Provided data Block Start

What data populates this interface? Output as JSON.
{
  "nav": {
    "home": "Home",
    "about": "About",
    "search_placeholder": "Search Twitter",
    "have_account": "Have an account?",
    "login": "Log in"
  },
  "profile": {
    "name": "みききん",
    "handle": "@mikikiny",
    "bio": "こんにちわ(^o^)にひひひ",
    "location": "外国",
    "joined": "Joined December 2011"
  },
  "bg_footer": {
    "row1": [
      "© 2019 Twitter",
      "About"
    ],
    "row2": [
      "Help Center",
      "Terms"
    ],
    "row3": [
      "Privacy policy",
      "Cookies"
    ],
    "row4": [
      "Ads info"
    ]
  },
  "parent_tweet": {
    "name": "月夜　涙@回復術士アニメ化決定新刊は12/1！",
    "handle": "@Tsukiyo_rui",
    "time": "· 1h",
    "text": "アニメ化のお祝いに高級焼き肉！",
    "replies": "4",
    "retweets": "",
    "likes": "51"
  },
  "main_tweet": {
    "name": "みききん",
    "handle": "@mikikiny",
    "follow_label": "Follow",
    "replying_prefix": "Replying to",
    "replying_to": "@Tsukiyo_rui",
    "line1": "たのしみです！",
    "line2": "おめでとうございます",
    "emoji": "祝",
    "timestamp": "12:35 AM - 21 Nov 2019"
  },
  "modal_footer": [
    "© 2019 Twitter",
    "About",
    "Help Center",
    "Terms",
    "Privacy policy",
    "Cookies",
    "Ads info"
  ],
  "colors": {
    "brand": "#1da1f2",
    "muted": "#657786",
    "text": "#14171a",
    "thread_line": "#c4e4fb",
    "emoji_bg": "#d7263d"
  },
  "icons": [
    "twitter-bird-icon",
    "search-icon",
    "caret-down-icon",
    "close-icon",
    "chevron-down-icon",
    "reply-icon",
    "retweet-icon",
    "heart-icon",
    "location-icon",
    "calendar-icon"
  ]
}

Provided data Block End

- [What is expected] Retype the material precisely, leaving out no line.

- [Output for this exercise]
What data populates this interface? Output as JSON.
{
  "nav": {
    "home": "Home",
    "about": "About",
    "search_placeholder": "Search Twitter",
    "have_account": "Have an account?",
    "login": "Log in"
  },
  "profile": {
    "name": "みききん",
    "handle": "@mikikiny",
    "bio": "こんにちわ(^o^)にひひひ",
    "location": "外国",
    "joined": "Joined December 2011"
  },
  "bg_footer": {
    "row1": [
      "© 2019 Twitter",
      "About"
    ],
    "row2": [
      "Help Center",
      "Terms"
    ],
    "row3": [
      "Privacy policy",
      "Cookies"
    ],
    "row4": [
      "Ads info"
    ]
  },
  "parent_tweet": {
    "name": "月夜　涙@回復術士アニメ化決定新刊は12/1！",
    "handle": "@Tsukiyo_rui",
    "time": "· 1h",
    "text": "アニメ化のお祝いに高級焼き肉！",
    "replies": "4",
    "retweets": "",
    "likes": "51"
  },
  "main_tweet": {
    "name": "みききん",
    "handle": "@mikikiny",
    "follow_label": "Follow",
    "replying_prefix": "Replying to",
    "replying_to": "@Tsukiyo_rui",
    "line1": "たのしみです！",
    "line2": "おめでとうございます",
    "emoji": "祝",
    "timestamp": "12:35 AM - 21 Nov 2019"
  },
  "modal_footer": [
    "© 2019 Twitter",
    "About",
    "Help Center",
    "Terms",
    "Privacy policy",
    "Cookies",
    "Ads info"
  ],
  "colors": {
    "brand": "#1da1f2",
    "muted": "#657786",
    "text": "#14171a",
    "thread_line": "#c4e4fb",
    "emoji_bg": "#d7263d"
  },
  "icons": [
    "twitter-bird-icon",
    "search-icon",
    "caret-down-icon",
    "close-icon",
    "chevron-down-icon",
    "reply-icon",
    "retweet-icon",
    "heart-icon",
    "location-icon",
    "calendar-icon"
  ]
}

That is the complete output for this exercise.